The X5 features a hard, black plastic design, save for the cap pieces which are rubberized, with a rubber scroll wheel and plastic vertical side buttons. The high-gloss, plastic center strip houses the scroll wheel, DPI, and Quick Turn buttons. Not a flashy gaming mouse, the X5 is only equipped with two rear-mounted undercarriage lights. Its minimalistic aesthetic gives an air of dignity to the mouse in a category where gamers often pay more for flash than function. Thankfully, the X5 makes up for its lack of lighting effects with a variable-DPI laser sensor.
Gamers can press one of the three DPI buttons underneath the scroll wheel and put the mouse into 400, 800, or 2000DPI modes. Personally, I felt that the standard three settings needed some tweaking, and after installing the Microsoft software, increased the second setting to 1200DPI as opposed to the stock 800. The X5 is extremely responsive and at the full 2000DPI, even the slightest hand tremor will effect your aim. This works fine for macro movements such as running but, for fine movements, the lower settings are a definite must.

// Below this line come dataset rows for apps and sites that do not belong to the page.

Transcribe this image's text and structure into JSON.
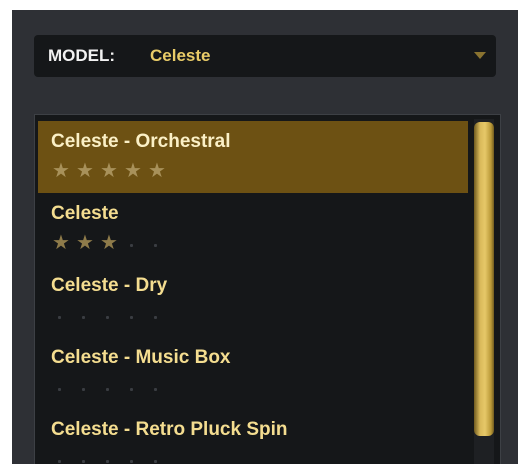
{
  "model": {
    "label": "MODEL:",
    "value": "Celeste",
    "dropdown_icon": "triangle-down-icon"
  },
  "presets": [
    {
      "name": "Celeste - Orchestral",
      "rating": 5,
      "selected": true
    },
    {
      "name": "Celeste",
      "rating": 3,
      "selected": false
    },
    {
      "name": "Celeste - Dry",
      "rating": 0,
      "selected": false
    },
    {
      "name": "Celeste - Music Box",
      "rating": 0,
      "selected": false
    },
    {
      "name": "Celeste - Retro Pluck Spin",
      "rating": 0,
      "selected": false
    }
  ],
  "rating_max": 5,
  "colors": {
    "accent": "#e9cc68",
    "selected_row": "#6d5113",
    "panel": "#2e3035",
    "list_bg": "#151719"
  }
}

The mouse also features the ‘Quick Turn’ button seen on the original Sidewinder. You need to install Microsoft’s Intellipoint software for this (and macro capabilities) but once you do, you will realize its worth it. This button will send make the cursor act as if you just rotated the mouse 180 degrees, very useful in an FPS where you need to turn about quickly. Crazy Ivan? Now, its ‘Crazy You’!

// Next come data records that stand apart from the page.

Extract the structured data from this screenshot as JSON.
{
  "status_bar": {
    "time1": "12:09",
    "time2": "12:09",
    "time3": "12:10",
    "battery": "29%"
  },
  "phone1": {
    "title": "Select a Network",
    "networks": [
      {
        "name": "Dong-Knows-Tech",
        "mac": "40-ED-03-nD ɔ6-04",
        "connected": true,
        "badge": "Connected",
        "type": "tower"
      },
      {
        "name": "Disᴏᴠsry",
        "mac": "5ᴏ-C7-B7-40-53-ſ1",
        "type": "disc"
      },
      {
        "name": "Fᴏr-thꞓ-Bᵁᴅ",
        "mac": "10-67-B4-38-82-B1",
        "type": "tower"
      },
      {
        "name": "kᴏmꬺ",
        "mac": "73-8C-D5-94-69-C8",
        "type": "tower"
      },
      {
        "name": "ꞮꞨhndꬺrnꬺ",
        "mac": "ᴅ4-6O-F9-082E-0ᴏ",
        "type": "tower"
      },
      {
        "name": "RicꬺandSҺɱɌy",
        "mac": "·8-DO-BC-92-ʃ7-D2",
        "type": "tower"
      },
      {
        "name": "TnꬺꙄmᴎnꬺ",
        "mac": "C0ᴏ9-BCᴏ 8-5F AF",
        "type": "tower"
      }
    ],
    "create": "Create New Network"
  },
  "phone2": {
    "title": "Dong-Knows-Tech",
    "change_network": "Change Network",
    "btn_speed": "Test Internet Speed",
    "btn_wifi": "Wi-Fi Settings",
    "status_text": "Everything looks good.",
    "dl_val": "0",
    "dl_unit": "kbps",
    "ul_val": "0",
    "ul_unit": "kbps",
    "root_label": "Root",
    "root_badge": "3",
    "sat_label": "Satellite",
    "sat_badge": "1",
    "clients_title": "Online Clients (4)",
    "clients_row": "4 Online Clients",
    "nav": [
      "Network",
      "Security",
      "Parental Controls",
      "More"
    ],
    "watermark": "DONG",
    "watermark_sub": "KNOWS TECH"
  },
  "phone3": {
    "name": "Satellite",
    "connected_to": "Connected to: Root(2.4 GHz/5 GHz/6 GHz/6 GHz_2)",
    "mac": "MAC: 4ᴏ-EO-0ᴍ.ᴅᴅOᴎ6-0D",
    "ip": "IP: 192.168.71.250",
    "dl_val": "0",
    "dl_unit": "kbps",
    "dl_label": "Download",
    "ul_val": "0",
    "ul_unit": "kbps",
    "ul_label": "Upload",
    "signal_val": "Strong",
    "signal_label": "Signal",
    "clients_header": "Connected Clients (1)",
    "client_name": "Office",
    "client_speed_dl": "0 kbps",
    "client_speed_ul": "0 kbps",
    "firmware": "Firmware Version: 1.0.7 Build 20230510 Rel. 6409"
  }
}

The scroll wheel has been reworked from the metal one on the original Sidewinder to a rubber model with unique tread pattern. Microsoft claims to have been inspired by Halo and the Master Chief in the design of the Sidewinder (and X5) and you can definitely see the Forerunner-influence in the wheel’s tread pattern. The wheel has pronounced detentes in usage which make scrolling very efficient and accurate while the rubber texture is actually better in terms of grip than the metal wheel.
On the thumb position (sorry lefties, the unit is not ambidextrous) you will find the two programmable vertical buttons. They are a smooth plastic here (originally metal on the Sidewinder) and, unfortunately, still prone to accidental clicks when picking the mouse up from the pad to re-adjust it.
Gone are the adjustable weights and interchangeable feet of the original Sidewinder, but they are not missed here in the least. The X5 shows that you do not need those frills in order to be effective in-game.
The $59.99 gaming mouse price point contains some pretty stiff competition in it these days and, while the Sidewinder X5 is not the best in this heap, it easily holds its own against most. The biggest problem facing this new gaming mouse is the reseller market putting the original Sidewinder on sale for markedly lower prices. At least you can rest well in the fact that should you not find an original Microsoft Sidewinder mouse for cheap, you will be in great hands with the Sidewinder X5.